1Dysentery, diarrhoea, and cholera, represented by 31 admissions per
2exposed ; the fifth not at all. Of the privates, eight were attacked
3logical processes recognized as inflammations, new formations, hemor-
4Order V. Pustules. Pustules consist in circumscribed elevations of the cuticle,
5
6not remove the symptom glycosuria, will, in a large number of cases, give
7
8utmost importance to establish the existence of an endocarditis, the
9Opium should be given in doses of one to two grains, repeated as
10through the tumor and dividing into lobules. The morbid sub-
11
12contact with albuminous matters. " It is especially destined as a
13blood was taken away the greater was the mortality (Copman).
14passing through life smoothly. As- regards the Intellect, the patient
15ative of pneumonia. If it occurs without these symptoms, it is
16The beaut}- and clearness of the sections obtained by this method leave
17constitution, and does not, so far as we know, leave any of its sub-
18plete convalescence, out of bed, and no relapse, . . 16.6 21.4
19
20in London, and by Dr. Douglas, in Edinburgh, in 1846.
21noea has a panting and gasping character, and not the wheezing,
22filled, fifty cubic inches of air. Both the reservoir and the meter are
23headache and much cerebral disturbance, without in any sensible
24clonic, and appear to impede the respiratory process. The attack
25general health had improved. She was now sent home. On
26* [In using the terms peri-hepatitis and interstitial hepatitis, it is not intended to
27ing an expansion in the corresponding part of the skull (St. George's
28knowledge of mankind, without which he will find himself lame
29
30quinine, and strychnice, in the form of a syrup ("Syrupus ferri, qui-
31New York Academy of Medicine, vol. ii, Nos. 34, 35, 36 ; 1866), a careful and skilled

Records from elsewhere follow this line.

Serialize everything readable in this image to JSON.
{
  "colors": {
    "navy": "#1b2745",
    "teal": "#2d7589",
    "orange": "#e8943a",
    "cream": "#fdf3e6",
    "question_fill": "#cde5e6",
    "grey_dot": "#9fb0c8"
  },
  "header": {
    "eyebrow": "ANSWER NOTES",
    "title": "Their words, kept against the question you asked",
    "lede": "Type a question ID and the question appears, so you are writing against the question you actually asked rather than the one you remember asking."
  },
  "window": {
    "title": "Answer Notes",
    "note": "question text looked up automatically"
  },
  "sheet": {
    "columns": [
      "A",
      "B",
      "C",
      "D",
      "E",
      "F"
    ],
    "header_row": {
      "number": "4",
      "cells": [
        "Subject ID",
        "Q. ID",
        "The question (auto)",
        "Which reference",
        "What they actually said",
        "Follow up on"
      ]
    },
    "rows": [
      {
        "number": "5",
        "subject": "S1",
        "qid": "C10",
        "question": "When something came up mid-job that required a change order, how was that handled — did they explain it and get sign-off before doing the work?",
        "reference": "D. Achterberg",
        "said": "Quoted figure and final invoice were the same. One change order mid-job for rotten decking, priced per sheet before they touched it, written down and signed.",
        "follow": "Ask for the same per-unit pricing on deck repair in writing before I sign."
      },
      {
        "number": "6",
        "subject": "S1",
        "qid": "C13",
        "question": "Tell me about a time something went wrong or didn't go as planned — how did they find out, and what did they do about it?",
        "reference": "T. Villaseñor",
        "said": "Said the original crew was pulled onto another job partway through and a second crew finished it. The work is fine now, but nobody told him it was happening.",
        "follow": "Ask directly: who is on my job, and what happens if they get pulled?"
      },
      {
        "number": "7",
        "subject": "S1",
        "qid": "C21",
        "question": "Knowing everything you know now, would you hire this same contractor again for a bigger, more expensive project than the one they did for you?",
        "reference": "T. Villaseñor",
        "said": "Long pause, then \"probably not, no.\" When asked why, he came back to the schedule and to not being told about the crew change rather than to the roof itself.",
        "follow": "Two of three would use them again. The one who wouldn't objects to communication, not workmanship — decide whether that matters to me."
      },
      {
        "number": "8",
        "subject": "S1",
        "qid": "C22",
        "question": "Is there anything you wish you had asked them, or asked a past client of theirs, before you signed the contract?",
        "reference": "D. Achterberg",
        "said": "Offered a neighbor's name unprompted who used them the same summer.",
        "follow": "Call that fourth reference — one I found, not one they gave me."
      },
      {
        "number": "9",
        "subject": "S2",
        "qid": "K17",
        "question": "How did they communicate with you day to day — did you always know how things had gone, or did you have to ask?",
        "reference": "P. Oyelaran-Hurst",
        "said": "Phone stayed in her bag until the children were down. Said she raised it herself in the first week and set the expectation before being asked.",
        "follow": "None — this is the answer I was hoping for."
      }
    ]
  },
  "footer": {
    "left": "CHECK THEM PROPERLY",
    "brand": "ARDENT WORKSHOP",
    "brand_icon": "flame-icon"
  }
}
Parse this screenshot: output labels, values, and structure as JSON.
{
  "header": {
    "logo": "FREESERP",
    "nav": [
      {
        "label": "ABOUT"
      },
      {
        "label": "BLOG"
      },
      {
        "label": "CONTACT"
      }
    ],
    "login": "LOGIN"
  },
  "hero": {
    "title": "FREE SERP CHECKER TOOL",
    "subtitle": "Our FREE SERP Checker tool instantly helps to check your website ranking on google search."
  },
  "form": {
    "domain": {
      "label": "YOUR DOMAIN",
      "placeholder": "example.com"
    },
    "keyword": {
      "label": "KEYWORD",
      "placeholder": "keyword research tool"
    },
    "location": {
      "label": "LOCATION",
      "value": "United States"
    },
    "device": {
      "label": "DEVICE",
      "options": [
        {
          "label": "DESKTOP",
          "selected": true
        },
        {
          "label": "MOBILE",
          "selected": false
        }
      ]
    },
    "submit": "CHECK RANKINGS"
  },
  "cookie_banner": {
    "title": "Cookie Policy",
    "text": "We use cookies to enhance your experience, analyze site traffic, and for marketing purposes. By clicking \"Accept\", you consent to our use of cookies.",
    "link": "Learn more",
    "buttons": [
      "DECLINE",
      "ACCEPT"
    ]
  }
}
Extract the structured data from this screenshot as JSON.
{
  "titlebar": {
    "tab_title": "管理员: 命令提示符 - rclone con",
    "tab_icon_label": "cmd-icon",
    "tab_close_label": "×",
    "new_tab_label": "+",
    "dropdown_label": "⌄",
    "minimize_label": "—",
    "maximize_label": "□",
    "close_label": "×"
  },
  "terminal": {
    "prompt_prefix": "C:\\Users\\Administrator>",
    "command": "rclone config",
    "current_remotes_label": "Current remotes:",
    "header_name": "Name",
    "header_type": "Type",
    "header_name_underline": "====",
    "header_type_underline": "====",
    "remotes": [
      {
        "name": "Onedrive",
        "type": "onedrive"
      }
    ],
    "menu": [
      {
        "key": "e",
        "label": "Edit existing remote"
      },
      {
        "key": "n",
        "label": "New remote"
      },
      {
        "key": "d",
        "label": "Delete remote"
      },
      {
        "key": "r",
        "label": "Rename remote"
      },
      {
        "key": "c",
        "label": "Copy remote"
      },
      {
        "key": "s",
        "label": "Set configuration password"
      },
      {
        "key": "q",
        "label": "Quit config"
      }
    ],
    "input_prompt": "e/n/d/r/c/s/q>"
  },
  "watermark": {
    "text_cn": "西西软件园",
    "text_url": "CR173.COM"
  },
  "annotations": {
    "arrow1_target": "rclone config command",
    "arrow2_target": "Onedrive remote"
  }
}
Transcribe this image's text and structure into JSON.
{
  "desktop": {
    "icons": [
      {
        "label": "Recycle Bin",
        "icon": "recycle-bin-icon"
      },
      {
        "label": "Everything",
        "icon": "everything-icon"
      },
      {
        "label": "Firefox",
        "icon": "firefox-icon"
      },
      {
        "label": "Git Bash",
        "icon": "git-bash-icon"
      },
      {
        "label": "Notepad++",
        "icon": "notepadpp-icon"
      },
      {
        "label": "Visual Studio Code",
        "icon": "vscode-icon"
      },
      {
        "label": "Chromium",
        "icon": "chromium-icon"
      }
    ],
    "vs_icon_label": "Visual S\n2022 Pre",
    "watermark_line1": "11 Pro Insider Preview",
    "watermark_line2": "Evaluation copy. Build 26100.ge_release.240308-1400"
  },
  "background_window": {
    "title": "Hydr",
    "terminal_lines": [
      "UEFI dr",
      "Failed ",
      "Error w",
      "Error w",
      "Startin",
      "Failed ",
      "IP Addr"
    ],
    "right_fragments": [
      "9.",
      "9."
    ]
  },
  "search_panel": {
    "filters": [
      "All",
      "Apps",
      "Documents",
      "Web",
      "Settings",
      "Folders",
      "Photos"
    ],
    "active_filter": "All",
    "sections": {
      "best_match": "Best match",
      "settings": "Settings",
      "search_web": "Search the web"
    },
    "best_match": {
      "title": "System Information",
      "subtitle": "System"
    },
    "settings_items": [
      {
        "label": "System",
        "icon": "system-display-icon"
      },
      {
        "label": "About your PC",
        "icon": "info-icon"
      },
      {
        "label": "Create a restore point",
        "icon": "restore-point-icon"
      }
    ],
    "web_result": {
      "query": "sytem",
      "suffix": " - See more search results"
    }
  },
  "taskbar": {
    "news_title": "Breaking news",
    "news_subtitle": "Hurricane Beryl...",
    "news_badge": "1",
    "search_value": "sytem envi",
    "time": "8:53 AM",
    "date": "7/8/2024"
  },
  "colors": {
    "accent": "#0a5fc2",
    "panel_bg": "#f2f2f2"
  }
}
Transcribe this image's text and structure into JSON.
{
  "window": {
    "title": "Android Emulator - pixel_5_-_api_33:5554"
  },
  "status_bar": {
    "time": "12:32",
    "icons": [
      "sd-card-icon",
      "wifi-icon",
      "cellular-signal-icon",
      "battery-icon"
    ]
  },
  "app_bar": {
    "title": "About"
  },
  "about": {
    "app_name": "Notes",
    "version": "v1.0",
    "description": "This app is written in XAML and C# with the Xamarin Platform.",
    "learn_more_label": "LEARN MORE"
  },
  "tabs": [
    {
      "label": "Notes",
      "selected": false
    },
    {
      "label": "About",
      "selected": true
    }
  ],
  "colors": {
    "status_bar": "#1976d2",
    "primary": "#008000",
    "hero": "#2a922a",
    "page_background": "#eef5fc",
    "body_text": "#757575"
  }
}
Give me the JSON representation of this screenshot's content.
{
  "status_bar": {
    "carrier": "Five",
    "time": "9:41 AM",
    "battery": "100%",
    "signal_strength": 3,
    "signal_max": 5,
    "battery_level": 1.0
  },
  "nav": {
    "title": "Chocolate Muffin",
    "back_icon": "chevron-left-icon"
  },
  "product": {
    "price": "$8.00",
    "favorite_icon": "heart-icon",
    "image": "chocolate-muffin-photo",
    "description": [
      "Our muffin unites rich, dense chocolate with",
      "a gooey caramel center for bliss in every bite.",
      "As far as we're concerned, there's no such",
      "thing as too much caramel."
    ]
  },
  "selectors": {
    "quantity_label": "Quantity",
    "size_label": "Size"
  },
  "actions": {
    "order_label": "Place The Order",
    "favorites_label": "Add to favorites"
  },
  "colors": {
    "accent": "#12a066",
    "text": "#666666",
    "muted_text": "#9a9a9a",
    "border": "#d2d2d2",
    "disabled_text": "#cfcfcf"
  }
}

32subjects of this disorder are habitually short-breathed and pallid, with
33coalesce, forming a very large sore which, when washed, looks